- Disconnect. Okay–I’ll admit, this one is a struggle for me. I have a true love/hate relationship with my iphone. I love it because I can do all kinds of cool things with it (listen to music, check Pinterest, post to Instagram etc.) but I also hate the fact that it makes it so, so hard for me to be truly disconnected from work and other stress inducing scenarios (Facebook political rants for example). To combat this, I’m doing my best to not check my phone first thing in the morning and last thing at night. I also try not to check my phone during meals and especially if I am spending time with my husband or kids. I have some friends who spend their entire weekends disconnected and say that it makes their weekdays so much more productive. I’m not quite ready to go that far (baby steps!) but the small steps that I am taking have helped me to regain a sense of peace during my periods of down-time.
- Ritualize it. I’ve found that one of the most effective ways for incorporating down-time into my life is to ritualize it. Essentially, this means turning your down-time into sacred time and creating a ritual to honor it. I have a morning ritual which involves stretching, welcoming the day and setting my intentions for the day, and a night time ritual which involves taking a warm bubble bath, writing in my gratitude journal and spraying lavender essential oil onto my pillow before going to sleep. These simple rituals help me to recognize the significance of my down-time and the important role that it plays in my overall well being.

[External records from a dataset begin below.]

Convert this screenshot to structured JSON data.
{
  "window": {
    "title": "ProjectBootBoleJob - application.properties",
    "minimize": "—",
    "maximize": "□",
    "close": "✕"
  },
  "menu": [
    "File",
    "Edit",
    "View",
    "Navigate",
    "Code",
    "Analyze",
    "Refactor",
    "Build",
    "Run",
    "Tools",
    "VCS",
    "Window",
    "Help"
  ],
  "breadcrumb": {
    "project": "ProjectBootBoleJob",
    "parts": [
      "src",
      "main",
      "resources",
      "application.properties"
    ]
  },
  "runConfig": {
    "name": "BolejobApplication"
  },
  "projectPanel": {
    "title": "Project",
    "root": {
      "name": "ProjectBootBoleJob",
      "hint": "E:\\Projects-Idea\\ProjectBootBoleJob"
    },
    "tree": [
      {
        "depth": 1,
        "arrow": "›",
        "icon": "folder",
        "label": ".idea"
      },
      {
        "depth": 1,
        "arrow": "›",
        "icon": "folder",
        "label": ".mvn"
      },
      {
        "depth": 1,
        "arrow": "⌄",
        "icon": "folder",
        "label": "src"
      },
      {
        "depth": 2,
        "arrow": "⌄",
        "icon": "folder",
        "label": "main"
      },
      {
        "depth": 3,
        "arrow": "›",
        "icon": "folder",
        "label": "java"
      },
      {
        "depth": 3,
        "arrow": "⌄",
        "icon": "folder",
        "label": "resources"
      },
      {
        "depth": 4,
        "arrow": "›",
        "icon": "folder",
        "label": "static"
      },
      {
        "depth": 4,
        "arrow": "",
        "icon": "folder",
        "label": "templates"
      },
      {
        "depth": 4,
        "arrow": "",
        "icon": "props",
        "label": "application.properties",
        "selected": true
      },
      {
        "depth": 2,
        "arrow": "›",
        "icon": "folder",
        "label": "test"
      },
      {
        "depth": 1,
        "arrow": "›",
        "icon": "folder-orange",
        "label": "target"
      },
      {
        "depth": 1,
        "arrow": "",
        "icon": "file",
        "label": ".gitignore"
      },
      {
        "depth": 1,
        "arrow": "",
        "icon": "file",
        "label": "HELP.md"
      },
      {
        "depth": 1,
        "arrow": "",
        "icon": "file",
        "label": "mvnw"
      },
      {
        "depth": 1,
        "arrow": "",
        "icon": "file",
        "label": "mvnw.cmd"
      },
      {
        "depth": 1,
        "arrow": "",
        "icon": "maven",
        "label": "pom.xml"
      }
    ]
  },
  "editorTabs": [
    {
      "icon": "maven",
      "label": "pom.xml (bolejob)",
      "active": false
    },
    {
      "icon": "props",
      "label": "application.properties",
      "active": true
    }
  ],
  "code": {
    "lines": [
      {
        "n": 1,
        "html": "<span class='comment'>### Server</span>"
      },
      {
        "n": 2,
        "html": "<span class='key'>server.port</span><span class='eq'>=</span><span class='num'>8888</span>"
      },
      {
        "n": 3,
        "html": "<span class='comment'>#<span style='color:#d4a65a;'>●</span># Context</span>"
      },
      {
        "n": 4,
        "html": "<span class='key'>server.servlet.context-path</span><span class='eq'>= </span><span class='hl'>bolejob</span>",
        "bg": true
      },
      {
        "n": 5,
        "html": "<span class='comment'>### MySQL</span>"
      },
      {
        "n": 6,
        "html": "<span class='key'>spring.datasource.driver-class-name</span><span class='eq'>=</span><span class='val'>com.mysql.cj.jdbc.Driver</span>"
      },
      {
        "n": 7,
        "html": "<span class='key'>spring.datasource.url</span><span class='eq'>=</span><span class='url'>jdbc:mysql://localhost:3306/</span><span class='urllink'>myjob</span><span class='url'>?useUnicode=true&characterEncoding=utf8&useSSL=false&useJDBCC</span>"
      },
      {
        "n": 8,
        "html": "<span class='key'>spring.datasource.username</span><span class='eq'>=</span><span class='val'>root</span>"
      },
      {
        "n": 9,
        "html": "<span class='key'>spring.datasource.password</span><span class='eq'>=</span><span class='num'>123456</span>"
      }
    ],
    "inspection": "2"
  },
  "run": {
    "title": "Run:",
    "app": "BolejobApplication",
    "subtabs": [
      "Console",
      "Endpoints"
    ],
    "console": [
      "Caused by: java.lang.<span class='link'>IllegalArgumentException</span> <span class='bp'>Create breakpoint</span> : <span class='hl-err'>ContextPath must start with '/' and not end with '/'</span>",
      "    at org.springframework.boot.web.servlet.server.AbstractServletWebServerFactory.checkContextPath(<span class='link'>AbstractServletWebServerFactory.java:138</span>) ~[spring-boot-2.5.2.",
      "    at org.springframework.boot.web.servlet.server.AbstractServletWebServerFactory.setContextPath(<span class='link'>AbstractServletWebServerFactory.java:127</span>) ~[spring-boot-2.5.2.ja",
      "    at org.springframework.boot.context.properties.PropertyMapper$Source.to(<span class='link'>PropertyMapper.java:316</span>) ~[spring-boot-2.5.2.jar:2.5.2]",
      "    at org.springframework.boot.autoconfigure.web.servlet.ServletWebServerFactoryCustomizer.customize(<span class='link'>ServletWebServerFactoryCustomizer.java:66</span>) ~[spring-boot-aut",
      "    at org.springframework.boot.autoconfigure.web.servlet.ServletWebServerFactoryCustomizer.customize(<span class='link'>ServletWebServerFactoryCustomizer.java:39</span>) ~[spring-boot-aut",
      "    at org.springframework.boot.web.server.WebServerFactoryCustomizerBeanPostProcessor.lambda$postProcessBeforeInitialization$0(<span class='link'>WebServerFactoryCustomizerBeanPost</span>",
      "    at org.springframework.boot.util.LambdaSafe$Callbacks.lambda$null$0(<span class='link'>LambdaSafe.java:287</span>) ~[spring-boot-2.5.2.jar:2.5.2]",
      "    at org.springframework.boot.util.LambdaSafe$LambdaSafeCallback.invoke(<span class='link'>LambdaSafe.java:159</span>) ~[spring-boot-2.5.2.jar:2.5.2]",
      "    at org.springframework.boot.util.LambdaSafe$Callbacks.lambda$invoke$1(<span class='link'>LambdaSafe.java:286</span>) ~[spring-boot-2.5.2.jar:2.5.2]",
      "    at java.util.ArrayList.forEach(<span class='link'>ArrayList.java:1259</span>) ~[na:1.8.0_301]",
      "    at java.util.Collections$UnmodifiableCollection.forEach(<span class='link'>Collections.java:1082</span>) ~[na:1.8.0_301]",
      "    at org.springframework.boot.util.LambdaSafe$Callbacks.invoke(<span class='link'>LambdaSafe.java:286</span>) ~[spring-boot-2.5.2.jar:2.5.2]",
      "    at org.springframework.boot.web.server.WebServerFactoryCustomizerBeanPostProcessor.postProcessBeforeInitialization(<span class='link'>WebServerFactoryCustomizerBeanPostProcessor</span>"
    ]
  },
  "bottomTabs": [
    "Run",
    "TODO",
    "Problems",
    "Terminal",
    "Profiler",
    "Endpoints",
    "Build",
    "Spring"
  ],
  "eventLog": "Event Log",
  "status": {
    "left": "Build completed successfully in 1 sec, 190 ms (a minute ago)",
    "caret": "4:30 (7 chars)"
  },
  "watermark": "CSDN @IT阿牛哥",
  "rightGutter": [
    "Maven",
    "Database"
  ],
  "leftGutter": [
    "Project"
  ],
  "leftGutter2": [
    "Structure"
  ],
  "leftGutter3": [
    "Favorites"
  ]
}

Regardless of how your down-time looks, how it feels is what truly matters. Make it a priority to do the things that allow your body and spirit to feel rested, refreshed, calmed and reinvigorated. In managing your down-time as a method of increasing your productivity and creativity, you’ll soon learn that your down-time is a critical component to living your most FabYOUlous life.